This season Rocker has featured the cutter and changeup more than in years past. For a pitch that hasn’t been used much, the change has given some decent looks. It flashes as a better-than-average pitch. It still lacks consistency, but the low spin rate is impressive, with a 1530 average rpm. That low spin helps give it a little larger vertical break and should play up to at least average with more usage. This and the cutter are the pitches he will have to use more often in the pro ball to get opposite-side hitters. The fact that it can profile as average is a good start. The added cutter features some late horizontal break with a bit more velocity in the upper 80s; differentiating it from the slider though the grips aren’t all that different, could help induce some weaker contact.

When we look at the draft, it appears Jordan Lawler or Marcelo Mayer have raised their stock to the top two picks. The Orioles are likely looking to play for a bargain hitter at five in a similar way to what they did with Heston Kjerstad last year, Rocker isn’t the likely pick for that reason. If Rocker gets past the Red Sox at four, then falling to the Royals at seven seems somewhat realistic. In that case, it will come down to what the Diamondbacks choose one pick ahead of the Royals.
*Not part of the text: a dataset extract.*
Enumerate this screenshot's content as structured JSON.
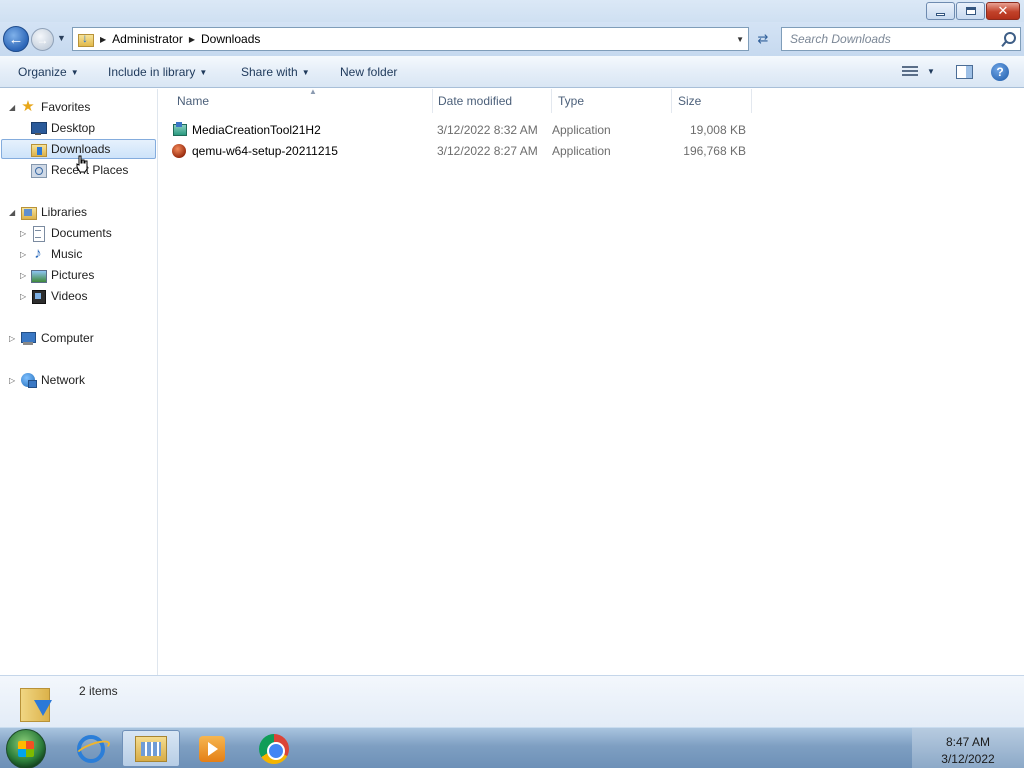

Should Arizona pass, then Rocker could shockingly be there for the plucking, which seemed inconceivable just two years ago. Then again, Rocker has the skill to throw another no-hitter in the regionals or win MOP again, which could slap scouting directors in the face again. The past projections of a future stud #1 or 2 level pitcher are still there, and if six teams pass, they could be overthinking this one.